711.00111 Lic. Wah Chang Trading Corp./93/89
Memorandum of Conversations, by the Chief of the Office of Arms and Munitions Control (Green)
In compliance with instructions, I called Mr. Kermit Roosevelt, President of the International Mercantile Marine Company—operators of the American Pioneer Lines—by telephone Saturday15 morning, and told him that a question had arisen of interest both to the Department and to his company which I would like to discuss in confidence as soon as possible either with him or with someone representing him. He replied that he would either come to see me today in person or would send someone to represent him.
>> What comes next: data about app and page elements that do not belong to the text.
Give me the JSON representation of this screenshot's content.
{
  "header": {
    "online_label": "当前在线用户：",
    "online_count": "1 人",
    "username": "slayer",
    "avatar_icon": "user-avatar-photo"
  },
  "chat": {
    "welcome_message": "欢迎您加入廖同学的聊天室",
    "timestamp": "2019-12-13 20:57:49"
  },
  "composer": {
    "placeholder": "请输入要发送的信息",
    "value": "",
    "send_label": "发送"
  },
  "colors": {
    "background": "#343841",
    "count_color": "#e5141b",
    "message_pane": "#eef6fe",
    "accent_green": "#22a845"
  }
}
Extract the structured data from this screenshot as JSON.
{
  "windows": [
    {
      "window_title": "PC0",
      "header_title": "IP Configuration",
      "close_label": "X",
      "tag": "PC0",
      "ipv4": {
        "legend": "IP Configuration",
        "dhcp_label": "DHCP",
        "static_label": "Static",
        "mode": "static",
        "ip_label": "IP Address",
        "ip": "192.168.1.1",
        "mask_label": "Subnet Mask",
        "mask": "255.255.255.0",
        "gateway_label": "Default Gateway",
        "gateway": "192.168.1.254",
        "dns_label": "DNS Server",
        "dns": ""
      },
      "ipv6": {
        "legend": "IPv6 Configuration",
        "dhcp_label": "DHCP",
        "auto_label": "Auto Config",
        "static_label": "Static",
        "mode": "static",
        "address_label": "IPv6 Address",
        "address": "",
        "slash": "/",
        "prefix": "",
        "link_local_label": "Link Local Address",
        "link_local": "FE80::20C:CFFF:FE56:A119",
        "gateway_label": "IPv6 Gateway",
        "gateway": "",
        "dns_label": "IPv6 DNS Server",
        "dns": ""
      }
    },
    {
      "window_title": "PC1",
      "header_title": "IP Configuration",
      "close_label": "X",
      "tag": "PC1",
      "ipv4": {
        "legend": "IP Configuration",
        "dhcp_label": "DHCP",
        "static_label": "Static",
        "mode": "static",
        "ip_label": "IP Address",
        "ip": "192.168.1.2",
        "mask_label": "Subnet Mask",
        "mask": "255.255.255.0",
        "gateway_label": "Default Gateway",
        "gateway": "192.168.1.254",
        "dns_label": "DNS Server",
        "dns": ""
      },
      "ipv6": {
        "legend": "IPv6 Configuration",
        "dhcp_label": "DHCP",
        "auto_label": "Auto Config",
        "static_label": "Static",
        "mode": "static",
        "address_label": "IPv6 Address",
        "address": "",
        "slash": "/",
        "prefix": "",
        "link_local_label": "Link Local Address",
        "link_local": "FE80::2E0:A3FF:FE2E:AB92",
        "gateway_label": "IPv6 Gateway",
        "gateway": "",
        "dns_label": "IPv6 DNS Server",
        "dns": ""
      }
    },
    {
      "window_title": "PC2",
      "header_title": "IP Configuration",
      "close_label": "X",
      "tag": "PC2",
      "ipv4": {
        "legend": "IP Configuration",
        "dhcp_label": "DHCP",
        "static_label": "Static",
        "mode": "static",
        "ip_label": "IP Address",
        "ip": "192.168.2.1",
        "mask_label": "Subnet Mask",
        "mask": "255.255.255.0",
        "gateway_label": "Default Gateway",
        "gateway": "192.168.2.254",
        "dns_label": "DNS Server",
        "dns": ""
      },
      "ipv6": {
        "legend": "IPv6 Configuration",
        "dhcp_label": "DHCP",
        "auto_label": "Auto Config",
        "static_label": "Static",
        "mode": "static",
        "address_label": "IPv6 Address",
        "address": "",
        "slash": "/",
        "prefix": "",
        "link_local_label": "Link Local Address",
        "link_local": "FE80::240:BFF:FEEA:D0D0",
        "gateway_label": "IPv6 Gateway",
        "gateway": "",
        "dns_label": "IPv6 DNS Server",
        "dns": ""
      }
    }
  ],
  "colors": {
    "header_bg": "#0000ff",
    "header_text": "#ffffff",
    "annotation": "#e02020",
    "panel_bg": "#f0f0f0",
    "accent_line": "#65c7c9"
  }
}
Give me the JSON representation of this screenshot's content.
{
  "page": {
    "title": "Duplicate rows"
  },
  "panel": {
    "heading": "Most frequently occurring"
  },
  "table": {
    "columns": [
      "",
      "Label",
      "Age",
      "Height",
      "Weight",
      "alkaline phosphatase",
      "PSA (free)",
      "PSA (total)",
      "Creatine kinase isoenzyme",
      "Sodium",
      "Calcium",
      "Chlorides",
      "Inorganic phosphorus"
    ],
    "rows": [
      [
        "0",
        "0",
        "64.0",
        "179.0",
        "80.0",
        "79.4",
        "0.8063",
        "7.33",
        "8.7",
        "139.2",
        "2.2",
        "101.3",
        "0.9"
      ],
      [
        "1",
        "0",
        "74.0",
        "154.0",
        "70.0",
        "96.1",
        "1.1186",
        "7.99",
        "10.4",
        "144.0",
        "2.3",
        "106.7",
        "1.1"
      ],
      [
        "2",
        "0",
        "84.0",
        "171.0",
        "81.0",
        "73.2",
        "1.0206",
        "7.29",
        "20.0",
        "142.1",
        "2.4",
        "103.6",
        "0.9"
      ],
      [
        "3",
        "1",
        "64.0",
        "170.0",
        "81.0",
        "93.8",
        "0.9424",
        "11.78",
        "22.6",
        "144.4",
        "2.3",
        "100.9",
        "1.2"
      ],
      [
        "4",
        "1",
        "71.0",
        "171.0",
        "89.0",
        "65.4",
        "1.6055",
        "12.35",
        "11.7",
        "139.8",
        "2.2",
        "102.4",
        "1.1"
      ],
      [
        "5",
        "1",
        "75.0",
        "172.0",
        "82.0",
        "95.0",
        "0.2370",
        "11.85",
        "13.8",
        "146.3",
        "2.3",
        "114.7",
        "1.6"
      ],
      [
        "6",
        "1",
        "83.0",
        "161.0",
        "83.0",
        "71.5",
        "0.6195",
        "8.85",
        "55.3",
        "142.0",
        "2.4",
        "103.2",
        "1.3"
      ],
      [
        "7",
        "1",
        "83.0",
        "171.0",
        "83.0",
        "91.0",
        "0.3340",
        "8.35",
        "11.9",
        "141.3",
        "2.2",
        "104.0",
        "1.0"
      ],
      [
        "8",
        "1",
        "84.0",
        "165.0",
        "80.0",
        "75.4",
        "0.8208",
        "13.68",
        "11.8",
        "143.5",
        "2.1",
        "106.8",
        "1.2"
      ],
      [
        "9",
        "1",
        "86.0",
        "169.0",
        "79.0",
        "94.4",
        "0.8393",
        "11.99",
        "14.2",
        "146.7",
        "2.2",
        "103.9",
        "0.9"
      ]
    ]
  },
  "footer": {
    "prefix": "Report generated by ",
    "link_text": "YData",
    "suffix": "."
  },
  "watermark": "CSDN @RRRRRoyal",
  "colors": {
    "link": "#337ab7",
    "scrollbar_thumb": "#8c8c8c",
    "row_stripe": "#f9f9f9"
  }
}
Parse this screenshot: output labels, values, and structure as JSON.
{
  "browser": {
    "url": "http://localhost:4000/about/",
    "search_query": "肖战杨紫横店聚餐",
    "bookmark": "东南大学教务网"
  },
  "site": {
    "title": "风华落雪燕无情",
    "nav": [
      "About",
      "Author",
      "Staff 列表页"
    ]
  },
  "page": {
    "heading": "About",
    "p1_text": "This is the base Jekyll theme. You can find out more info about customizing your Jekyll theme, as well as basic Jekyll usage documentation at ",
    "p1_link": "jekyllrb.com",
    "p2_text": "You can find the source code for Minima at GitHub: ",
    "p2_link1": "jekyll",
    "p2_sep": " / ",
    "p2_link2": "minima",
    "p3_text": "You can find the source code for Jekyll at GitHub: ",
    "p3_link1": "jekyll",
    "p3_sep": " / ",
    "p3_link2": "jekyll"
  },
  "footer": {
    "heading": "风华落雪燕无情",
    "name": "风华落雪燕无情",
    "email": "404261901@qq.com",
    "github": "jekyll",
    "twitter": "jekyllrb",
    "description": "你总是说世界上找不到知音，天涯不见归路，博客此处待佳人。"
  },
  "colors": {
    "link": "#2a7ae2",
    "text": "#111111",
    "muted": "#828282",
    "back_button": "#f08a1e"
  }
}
Mr. J. J. Nolan, Washington representative of the International Mercantile Marine Company, called at my office this morning. I told him that the information in the possession of the Department led me to believe that it was extremely unlikely that the Japanese would permit the S. S. Wichita to carry its cargo of 19 planes to a Chinese port; that the Government was not prepared to provide naval escorts for American vessels attempting to transport arms to China; and that if the S. S. Wichita attempted to proceed to carry the planes to China, it might encounter grave difficulties and this Government might be faced with an embarrassing situation. I said further that I believed it probable that within the next few days some definite policy would be adopted by this Government which would make the voyage of the ship across the Pacific impossible. I suggested that, in view of the situation which I had outlined, the owners of the ship might wish to remove the airplanes in San Pedro before proceeding with the voyage across the Pacific.
Mr. Nolan said that he would transmit my message to Mr. Roosevelt and that he would communicate with me later in the day.
This afternoon Mr. Nolan called me by telephone and said that Mr. Roosevelt had decided that all that part of the cargo of the S. S. Wichita which was consigned to China would be unloaded at Manila, and that the ship would proceed from Manila to Hong Kong carrying nothing but the cargo consigned to that port.[Page 528]
In view of the understandings reached in the course of several telephone conversations during the day with officers of the U. S. Maritime Commission, I made no comment on Mr. Nolan’s statement.
The conversations to which I refer in the preceding paragraph are two conversations between the Secretary and Mr. Kennedy, Chairman of the Commission, and six or eight conversations which I had in the course of the day with Mr. Kennedy and with Mr. Lutz of the staff of the Commission. As a result of these conversations, Mr. Kennedy agreed to inform the owners of the S. S. Wichita that the ship was not to leave the harbor of San Pedro until further notice. He said that he would tell the owners to make any excuse they wished for the delay, and suggested that the excuse would probably be unforeseen engine trouble necessitating repairs which would require several days. Mr. Kennedy said that in the meantime he hoped to confer with the President and with the Secretary and that he would be informed definitely of the policy of this Government in respect to voyages by American vessels to Chinese waters. He said that as soon as that policy had been decided upon and communicated to him, he would take steps necessary to see that it was carried out.
- September 11.↩